Motion to award tender for roundabout at West Valley Road-Confederation Drive intersection passes, but three councillors vote against it, citing cost concerns
Three members of Corner Brook city council held firm on their convictions about the need for and the cost to taxpayers to put a roundabout in the city when the issue came up at Monday night’s council meeting.
Coun. Vaughn Granter, Coun. Linda Chaisson and Coun. Josh Carey voted against a motion to award a tender for construction of a roundabout at the intersection of West Valley Road and Confederation Drive to Marine Contractors at a cost of $914,537.79 (HST included).
But their opposition was not enough to put an end to the plan. Mayor Jim Parsons, Deputy Mayor Bill Griffin, Coun. Bernd Staeben and Coun. Tony Buckle all supported the motion, making way for the construction to go ahead.
The decision was made during council’s first meeting back in chambers since the start of the COVID-19 pandemic.
“I am a supporter of roundabouts. I think they work. But in this particular case, my decision in the past was driven by the fact that it would come in at a cost cheaper ... (but) we're looking at — even before shovels are in the ground — (a) nearly $200,000 overrun.” — Coun. Vaughn Granter
Putting a roundabout at the intersection was a recommendation in a traffic study conducted by the city that identified it as a problem area. Replacing the lights, which have a shorter lifespan than a roundabout, was not considered to result in any savings.

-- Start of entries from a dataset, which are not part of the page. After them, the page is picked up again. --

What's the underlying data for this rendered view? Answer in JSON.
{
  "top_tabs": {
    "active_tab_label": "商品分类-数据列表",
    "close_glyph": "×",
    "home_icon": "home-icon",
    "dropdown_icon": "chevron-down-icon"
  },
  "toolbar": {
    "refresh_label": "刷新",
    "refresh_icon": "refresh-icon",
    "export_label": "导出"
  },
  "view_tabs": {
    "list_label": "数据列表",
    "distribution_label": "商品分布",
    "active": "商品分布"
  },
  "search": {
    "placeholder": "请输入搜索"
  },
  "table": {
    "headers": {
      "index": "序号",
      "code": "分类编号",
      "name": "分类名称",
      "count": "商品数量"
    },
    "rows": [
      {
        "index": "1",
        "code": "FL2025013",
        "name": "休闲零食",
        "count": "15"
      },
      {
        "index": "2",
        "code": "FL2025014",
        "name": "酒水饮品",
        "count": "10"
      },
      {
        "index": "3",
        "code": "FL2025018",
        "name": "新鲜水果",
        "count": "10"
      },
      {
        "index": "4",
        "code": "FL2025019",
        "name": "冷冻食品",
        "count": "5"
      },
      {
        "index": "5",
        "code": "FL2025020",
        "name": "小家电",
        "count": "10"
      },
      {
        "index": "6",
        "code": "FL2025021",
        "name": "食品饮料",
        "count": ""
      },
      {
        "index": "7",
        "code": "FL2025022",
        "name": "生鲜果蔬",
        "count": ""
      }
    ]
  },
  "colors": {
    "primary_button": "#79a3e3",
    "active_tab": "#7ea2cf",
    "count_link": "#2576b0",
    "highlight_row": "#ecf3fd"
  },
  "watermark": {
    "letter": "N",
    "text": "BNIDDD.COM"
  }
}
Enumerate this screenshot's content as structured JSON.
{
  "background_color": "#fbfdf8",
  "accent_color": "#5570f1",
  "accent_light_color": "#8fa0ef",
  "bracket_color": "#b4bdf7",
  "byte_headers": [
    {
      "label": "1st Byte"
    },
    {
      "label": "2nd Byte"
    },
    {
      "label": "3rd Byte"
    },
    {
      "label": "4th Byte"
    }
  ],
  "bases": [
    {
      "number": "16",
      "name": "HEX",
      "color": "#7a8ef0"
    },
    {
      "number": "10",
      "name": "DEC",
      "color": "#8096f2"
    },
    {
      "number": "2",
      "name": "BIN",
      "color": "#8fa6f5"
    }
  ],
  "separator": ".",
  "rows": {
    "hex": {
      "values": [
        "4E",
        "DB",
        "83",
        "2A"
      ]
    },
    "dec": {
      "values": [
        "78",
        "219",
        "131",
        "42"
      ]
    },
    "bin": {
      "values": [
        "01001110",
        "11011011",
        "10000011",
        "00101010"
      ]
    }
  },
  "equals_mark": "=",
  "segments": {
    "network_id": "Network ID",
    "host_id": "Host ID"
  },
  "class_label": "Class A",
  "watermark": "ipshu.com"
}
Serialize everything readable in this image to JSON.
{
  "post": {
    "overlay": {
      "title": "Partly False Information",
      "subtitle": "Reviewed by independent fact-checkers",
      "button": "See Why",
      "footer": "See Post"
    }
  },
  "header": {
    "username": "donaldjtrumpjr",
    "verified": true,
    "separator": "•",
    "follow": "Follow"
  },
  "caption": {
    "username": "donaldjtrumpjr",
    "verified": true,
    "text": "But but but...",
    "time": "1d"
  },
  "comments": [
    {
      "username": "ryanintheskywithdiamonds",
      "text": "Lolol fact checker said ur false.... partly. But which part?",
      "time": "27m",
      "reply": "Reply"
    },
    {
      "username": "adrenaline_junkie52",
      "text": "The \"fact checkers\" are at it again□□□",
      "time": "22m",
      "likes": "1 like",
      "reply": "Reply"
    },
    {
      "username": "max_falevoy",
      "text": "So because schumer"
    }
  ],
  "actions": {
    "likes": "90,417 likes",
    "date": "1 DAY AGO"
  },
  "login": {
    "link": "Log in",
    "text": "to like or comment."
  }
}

Originally, the city put the cost of the cost-shared project at $865,000, including consulting and engineering fees. But as it was pointed out during the meeting, the cost has increased.
No timeframe for when the roundabout will be installed was given during the meeting.
Staeben said he was skeptical when the project was first announced.
“Not sure whether we really need it or want it,” he said.
But after driving through a roundabout in St. John’s recently, his mind was changed.
“I really saw the roundabout in action … and it seemed to be working really well.”
Granter said his perspective from the beginning was always about cost.
“I am a supporter of roundabouts. I think they work," Granter said. "But in this particular case, my decision in the past was driven by the fact that it would come in as a cost cheaper for the residents of Corner Brook and now we’re looking at — even before shovels are in the ground — (a) nearly $200,000 overrun already.”
Chaisson said a roundabout was presented as a cheaper option, and now it’s not.
“We are over budget right now to start off," Chaisson said. “I will not be supporting this motion tonight based on the cost for the taxpayers of the city of Corner Brook.
Carey said this was the more expensive option.
“At $167,000 over budget, going into a project of this size, this magnitude, we’re also shifting the project now from centre to the right which is going to add some additional costs, which is what we’re seeing here," Carey said. "I’m not really certain what the various variables are, how we’re going to control those variables, so therefore I will not be supporting the motion.
“And I honestly and truly don’t believe that we need a roundabout in that particular area. The traffic, in my opinion, is not sufficient enough to really warrant it.”
Buckle said there would be an overrun.
“But reading up on it, these roundabouts last anywhere from 20 to 25 years. A set of lights lasts 10 years, not counting the maintenance on them. So, if you look at it and have to replace two sets of lights in 20 years, it would pay off that cost alone.”
Griffin said that 30 years ago the same argument of going from a streetlight to roundabout was had over the increase in cost of going from Class A to pavement.
“I think roundabouts are coming and I think we need to get used to it. I don’t have any issue with it,” Griffin said.
Parsons said there are benefits to roundabouts, but he didn’t think one would be put in at any cost.
“So, you have to weigh off whether or not you want to get what’s more or less a permanent solution for that intersection, or a temporary solution without potentially any cost savings," Parsons said.
“I think it’s really a question of, do we go ahead or do we quit and start again. I don’t think there is any cost savings in quitting and starting again.”